Records supplied:

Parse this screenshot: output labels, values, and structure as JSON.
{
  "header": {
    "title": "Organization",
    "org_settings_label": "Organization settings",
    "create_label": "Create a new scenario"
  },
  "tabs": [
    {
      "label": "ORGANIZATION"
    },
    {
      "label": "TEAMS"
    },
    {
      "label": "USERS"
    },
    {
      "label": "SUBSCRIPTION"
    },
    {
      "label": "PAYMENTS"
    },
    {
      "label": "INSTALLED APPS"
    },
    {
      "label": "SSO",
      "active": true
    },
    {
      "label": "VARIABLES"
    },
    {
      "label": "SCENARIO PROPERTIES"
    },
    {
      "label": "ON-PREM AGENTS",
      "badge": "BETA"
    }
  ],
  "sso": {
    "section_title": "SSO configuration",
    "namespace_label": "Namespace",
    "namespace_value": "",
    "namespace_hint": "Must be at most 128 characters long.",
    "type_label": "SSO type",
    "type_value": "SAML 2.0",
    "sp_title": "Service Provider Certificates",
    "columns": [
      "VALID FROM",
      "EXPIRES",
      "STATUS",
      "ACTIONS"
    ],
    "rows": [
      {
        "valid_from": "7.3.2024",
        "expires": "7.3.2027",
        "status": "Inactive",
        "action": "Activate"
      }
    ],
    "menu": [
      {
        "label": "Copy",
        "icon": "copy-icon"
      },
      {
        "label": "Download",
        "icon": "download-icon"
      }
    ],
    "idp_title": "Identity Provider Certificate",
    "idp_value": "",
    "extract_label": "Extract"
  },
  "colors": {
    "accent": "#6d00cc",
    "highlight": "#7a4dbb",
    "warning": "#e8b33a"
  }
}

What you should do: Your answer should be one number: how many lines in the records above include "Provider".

Solution to the problem: 2